PROMPT:
A complete answer includes every line below with the word "name".

GIVEN RECORDS:
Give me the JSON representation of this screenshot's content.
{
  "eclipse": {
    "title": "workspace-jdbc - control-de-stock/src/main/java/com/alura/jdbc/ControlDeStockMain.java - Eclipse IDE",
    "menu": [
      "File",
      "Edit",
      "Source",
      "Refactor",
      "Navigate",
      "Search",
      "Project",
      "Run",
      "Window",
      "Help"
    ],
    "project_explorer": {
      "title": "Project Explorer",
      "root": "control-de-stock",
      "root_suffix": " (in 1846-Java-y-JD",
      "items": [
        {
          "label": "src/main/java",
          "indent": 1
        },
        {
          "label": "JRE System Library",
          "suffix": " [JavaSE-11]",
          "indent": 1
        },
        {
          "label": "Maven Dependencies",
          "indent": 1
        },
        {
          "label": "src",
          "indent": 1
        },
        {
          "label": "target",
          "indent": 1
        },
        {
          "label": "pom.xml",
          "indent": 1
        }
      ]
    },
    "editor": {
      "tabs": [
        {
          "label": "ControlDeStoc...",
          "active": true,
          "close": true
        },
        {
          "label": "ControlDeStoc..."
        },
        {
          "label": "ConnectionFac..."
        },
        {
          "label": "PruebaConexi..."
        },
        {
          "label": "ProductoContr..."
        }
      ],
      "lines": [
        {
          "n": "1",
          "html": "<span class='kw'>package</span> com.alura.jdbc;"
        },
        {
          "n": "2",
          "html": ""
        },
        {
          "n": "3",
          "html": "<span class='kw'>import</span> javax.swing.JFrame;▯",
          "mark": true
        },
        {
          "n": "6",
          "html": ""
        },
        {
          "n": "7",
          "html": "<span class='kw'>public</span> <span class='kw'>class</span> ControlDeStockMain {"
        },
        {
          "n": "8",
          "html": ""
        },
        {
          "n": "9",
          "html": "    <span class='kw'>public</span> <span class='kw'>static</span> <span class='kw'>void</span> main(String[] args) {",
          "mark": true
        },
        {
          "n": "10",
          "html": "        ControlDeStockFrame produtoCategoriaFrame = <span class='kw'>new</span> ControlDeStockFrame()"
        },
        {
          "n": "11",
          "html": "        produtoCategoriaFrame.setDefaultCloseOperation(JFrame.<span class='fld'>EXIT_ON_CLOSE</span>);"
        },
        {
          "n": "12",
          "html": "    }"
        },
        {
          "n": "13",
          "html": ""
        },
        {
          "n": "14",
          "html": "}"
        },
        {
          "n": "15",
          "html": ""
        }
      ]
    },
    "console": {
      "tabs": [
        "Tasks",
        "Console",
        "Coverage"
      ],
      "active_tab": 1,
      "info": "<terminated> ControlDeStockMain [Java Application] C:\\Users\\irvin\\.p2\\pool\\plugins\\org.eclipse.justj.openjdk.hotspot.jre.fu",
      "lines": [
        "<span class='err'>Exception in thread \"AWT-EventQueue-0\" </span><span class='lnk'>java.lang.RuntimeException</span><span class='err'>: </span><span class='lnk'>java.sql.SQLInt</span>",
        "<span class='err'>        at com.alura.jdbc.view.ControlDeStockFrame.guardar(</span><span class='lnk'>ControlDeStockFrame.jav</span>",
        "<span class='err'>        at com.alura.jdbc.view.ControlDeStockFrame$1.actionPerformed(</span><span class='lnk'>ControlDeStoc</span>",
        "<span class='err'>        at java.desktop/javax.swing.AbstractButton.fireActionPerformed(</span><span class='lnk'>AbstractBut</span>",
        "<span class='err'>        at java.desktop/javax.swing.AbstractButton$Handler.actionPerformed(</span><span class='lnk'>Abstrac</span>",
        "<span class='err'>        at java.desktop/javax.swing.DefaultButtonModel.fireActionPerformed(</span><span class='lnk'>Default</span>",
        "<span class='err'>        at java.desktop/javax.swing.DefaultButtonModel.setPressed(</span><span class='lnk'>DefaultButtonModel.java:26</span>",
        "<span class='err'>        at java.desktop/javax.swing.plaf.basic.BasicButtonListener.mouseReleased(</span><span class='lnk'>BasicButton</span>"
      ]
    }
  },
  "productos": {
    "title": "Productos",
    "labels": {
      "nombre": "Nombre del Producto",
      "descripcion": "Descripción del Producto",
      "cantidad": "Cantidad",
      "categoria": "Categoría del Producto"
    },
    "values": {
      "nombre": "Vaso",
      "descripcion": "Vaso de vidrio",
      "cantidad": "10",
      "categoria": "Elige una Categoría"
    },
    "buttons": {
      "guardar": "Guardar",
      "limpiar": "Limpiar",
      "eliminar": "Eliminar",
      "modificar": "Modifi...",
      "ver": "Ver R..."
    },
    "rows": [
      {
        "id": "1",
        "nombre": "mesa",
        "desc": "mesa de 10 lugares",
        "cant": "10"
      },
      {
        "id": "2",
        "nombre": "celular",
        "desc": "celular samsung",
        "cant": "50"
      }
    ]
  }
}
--
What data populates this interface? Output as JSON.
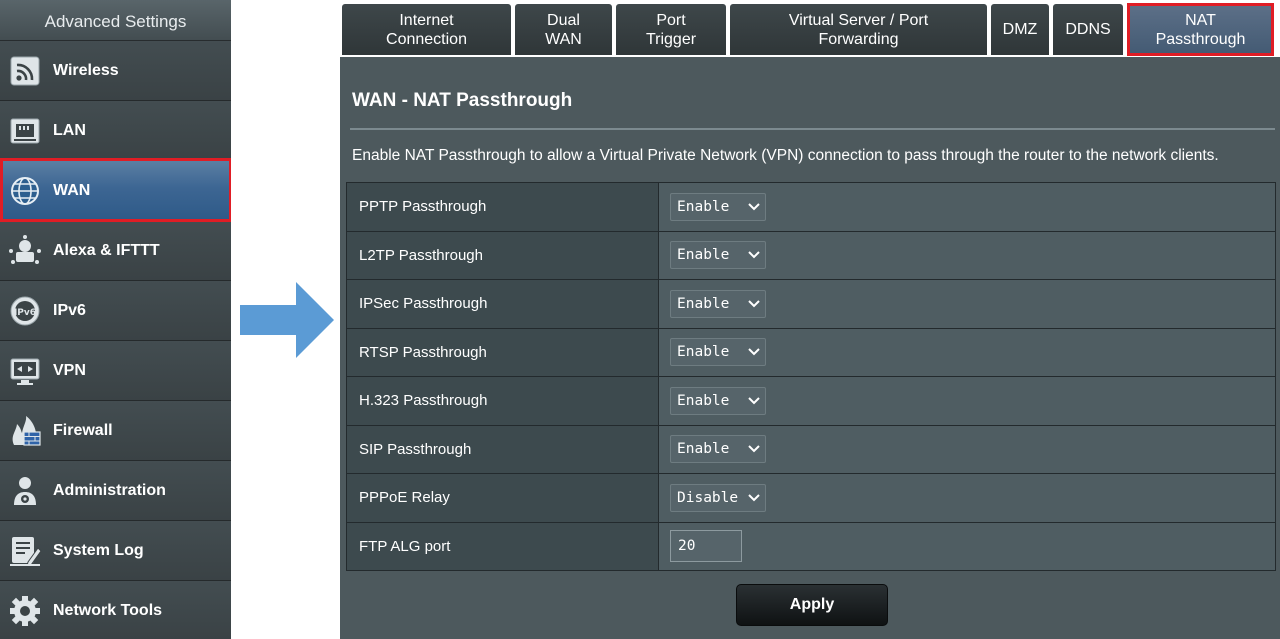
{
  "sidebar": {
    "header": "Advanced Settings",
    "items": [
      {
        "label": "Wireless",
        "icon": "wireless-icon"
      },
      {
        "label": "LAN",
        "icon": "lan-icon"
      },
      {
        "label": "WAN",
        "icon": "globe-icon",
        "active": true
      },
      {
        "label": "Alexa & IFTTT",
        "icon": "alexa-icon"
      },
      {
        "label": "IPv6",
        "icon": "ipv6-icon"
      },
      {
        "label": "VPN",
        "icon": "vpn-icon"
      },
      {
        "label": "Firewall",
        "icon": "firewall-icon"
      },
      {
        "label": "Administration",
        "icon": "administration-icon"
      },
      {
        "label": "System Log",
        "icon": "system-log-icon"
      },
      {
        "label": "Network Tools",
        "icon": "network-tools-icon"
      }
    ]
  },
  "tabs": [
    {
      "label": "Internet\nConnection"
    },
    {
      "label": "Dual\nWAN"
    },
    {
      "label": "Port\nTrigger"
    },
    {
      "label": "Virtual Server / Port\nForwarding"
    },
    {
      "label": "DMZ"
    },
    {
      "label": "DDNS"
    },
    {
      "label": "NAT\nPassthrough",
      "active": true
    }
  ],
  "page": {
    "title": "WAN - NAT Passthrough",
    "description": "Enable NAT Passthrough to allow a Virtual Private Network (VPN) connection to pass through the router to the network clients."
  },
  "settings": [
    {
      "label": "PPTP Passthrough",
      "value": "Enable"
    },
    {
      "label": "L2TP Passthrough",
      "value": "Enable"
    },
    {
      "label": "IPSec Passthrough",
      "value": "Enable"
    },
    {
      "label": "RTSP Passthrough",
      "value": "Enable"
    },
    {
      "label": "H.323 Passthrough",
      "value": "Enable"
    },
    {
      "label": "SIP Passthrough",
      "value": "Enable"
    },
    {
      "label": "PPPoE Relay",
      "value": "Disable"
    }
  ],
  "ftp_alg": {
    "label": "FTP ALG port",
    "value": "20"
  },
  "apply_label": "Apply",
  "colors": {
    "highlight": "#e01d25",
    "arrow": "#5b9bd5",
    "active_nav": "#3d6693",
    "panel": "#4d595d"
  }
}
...
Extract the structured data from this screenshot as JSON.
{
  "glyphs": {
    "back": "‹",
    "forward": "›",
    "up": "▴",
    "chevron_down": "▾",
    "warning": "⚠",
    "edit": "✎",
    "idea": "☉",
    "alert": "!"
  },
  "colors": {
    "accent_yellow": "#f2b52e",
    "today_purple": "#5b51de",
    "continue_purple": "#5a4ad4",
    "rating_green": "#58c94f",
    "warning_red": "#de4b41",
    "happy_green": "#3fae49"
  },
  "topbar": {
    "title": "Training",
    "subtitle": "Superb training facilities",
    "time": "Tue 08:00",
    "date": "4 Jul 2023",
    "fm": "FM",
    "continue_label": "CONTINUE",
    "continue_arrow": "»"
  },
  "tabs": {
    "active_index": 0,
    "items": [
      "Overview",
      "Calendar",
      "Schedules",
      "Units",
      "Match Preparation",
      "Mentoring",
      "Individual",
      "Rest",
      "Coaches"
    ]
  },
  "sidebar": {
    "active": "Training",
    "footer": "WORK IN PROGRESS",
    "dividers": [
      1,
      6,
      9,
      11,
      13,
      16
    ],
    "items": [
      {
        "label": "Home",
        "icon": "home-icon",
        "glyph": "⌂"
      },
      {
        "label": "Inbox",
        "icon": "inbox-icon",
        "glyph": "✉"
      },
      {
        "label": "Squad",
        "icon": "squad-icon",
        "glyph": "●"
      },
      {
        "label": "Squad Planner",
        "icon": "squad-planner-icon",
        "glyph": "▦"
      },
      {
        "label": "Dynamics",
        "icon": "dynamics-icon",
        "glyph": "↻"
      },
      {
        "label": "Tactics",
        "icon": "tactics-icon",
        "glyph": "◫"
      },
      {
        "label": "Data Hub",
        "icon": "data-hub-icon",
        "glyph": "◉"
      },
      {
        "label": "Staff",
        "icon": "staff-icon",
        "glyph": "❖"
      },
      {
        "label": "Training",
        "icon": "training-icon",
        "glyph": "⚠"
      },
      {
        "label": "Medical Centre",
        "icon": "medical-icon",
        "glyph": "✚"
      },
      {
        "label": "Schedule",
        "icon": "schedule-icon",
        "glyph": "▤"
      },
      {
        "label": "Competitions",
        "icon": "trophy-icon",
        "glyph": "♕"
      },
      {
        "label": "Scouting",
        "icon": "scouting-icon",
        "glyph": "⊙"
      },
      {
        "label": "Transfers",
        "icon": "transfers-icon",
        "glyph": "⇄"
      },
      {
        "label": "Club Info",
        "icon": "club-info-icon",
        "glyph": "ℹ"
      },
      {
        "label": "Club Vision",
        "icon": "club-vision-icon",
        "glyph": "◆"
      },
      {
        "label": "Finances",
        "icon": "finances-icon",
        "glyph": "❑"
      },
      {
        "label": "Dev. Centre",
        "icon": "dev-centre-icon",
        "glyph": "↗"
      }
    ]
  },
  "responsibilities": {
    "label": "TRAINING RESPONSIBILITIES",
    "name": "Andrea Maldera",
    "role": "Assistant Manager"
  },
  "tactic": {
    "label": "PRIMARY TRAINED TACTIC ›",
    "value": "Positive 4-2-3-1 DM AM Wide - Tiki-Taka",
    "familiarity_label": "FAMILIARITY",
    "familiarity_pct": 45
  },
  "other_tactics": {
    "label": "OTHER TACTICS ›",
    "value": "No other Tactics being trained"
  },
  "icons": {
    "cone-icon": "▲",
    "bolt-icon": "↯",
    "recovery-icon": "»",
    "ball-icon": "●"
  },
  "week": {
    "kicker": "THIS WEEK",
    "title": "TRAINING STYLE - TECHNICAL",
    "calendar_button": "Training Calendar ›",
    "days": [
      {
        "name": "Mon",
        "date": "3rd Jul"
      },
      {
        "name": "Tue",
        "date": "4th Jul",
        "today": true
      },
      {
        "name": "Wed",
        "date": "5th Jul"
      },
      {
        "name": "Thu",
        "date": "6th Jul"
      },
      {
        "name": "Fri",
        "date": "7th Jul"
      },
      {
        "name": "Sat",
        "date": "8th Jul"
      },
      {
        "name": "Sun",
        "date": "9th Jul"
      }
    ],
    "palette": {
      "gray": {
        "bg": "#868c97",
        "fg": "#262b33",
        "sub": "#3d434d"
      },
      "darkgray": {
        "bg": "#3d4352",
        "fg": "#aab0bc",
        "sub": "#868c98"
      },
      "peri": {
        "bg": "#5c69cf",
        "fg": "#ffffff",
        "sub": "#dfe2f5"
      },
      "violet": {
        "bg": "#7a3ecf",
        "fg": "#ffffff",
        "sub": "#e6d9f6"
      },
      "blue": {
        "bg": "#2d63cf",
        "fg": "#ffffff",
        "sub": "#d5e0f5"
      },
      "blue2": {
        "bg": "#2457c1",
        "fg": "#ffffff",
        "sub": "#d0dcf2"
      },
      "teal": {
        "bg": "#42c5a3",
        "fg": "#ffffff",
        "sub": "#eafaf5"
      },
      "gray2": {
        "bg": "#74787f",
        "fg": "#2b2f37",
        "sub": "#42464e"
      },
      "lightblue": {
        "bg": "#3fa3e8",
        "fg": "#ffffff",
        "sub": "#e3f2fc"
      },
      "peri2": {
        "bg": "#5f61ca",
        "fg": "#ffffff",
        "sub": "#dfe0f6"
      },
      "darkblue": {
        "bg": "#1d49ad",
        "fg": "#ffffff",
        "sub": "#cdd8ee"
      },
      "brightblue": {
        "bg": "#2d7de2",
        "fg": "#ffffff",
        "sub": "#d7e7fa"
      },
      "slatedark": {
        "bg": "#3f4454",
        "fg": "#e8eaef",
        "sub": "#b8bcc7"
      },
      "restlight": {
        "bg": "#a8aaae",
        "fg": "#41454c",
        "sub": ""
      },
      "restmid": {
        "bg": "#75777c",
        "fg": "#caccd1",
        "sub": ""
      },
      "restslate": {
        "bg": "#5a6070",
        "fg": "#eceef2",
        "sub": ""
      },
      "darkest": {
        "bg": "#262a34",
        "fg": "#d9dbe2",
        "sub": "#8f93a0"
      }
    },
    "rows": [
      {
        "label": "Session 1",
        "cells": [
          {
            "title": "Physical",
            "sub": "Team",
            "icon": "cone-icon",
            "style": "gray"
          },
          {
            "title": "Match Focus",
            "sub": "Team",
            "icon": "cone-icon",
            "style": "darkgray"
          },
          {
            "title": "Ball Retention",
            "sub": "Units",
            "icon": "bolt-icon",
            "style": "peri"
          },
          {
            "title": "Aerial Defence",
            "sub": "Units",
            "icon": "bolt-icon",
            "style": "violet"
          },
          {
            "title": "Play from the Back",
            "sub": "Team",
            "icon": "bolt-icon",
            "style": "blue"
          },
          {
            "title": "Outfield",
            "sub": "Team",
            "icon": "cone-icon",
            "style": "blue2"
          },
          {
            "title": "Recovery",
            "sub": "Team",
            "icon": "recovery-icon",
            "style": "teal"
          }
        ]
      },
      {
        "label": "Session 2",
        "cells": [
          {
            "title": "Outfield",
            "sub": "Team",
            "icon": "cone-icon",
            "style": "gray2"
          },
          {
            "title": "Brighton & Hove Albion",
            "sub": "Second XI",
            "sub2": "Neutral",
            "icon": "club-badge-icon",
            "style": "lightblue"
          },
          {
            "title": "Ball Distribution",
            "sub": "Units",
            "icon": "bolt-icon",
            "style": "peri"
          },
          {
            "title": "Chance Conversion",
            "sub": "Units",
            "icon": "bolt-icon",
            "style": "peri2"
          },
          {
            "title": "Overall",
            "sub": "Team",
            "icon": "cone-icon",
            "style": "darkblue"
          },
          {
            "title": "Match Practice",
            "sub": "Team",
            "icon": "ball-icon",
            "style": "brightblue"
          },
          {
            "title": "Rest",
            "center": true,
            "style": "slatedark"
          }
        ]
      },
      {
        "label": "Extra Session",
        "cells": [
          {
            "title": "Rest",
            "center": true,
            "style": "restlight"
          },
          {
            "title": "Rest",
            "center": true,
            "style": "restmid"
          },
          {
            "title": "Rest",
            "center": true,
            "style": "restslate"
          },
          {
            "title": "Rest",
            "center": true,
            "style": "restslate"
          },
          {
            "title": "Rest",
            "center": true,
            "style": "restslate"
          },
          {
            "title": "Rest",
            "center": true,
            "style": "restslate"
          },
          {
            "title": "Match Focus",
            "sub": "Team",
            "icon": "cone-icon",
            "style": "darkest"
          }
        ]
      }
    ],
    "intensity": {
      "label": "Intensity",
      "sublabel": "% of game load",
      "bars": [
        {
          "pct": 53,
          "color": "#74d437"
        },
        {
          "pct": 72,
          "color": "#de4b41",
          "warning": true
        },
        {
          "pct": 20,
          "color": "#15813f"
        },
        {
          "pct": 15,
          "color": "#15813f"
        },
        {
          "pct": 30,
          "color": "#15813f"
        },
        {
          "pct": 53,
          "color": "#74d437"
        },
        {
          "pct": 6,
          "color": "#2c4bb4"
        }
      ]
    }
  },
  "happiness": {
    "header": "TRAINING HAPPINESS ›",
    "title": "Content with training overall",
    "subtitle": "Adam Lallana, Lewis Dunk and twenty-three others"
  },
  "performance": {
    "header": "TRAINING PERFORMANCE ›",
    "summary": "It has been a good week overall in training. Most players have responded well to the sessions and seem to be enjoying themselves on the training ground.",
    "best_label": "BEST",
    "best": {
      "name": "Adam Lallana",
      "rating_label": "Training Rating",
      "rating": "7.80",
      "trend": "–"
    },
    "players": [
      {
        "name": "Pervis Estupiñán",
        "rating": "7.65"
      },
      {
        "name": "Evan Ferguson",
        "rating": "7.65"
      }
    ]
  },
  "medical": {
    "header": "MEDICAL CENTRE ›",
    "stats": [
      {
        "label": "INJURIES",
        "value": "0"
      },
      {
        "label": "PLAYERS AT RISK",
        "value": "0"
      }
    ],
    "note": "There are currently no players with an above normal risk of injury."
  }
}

TASK RESPONSE:
    "name": "Andrea Maldera",
        "name": "Mon",
        "name": "Tue",
        "name": "Wed",
        "name": "Thu",
        "name": "Fri",
        "name": "Sat",
        "name": "Sun",
      "name": "Adam Lallana",
        "name": "Pervis Estupiñán",
        "name": "Evan Ferguson",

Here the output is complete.